** GIVEN RECORDS follows **

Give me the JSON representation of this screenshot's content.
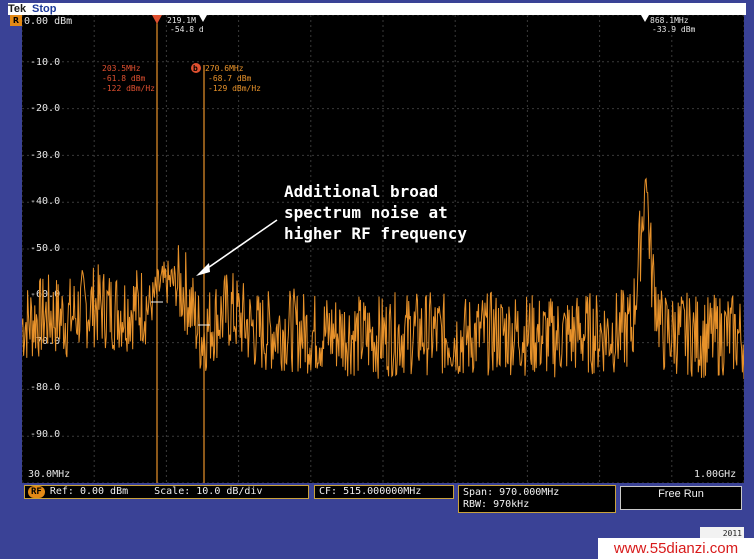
{
  "header": {
    "brand": "Tek",
    "state": "Stop"
  },
  "channel_marker": {
    "label": "R"
  },
  "axis": {
    "y_labels": [
      "0.00 dBm",
      "-10.0",
      "-20.0",
      "-30.0",
      "-40.0",
      "-50.0",
      "-60.0",
      "-70.0",
      "-80.0",
      "-90.0"
    ],
    "x_start": "30.0MHz",
    "x_end": "1.00GHz"
  },
  "markers": {
    "reference": {
      "freq": "219.1M",
      "level": "-54.8 d"
    },
    "right": {
      "freq": "868.1MHz",
      "level": "-33.9 dBm"
    },
    "a": {
      "freq": "203.5MHz",
      "level": "-61.8 dBm",
      "density": "-122 dBm/Hz"
    },
    "b": {
      "badge": "b",
      "freq": "270.6MHz",
      "level": "-68.7 dBm",
      "density": "-129 dBm/Hz"
    }
  },
  "annotation": {
    "line1": "Additional broad",
    "line2": "spectrum noise at",
    "line3": "higher RF frequency"
  },
  "status": {
    "rf_tag": "RF",
    "ref": "Ref: 0.00 dBm",
    "scale": "Scale: 10.0 dB/div",
    "cf": "CF: 515.000000MHz",
    "span": "Span:   970.000MHz",
    "rbw": "RBW:    970kHz",
    "run": "Free Run"
  },
  "bottom_tag": "2011",
  "watermark": "www.55dianzi.com",
  "colors": {
    "trace": "#e8922a",
    "grid": "#3a3a3a",
    "marker_red": "#e05030",
    "marker_orange": "#e48a16",
    "frame": "#3a4296"
  },
  "chart_data": {
    "type": "line",
    "x_range_mhz": [
      30,
      1000
    ],
    "ylim": [
      -100,
      0
    ],
    "ylabel": "dBm",
    "grid": true,
    "series": [
      {
        "x_mhz": [
          30,
          50,
          70,
          90,
          110,
          130,
          150,
          170,
          190,
          203.5,
          215,
          230,
          250,
          270.6,
          290,
          310,
          330,
          350,
          380,
          420,
          460,
          500,
          540,
          580,
          620,
          660,
          700,
          740,
          780,
          820,
          850,
          860,
          868.1,
          876,
          890,
          920,
          950,
          980,
          1000
        ],
        "y_dbm": [
          -66,
          -65,
          -64,
          -65,
          -63,
          -62,
          -63,
          -63,
          -62,
          -61.8,
          -58,
          -57,
          -59,
          -68.7,
          -65,
          -63,
          -66,
          -68,
          -67,
          -68,
          -68,
          -69,
          -68,
          -68,
          -69,
          -68,
          -68,
          -69,
          -68,
          -68,
          -67,
          -50,
          -33.9,
          -55,
          -68,
          -68,
          -69,
          -68,
          -69
        ]
      }
    ]
  }
}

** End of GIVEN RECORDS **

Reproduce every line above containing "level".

      "level": "-54.8 d"
      "level": "-33.9 dBm"
      "level": "-61.8 dBm",
      "level": "-68.7 dBm",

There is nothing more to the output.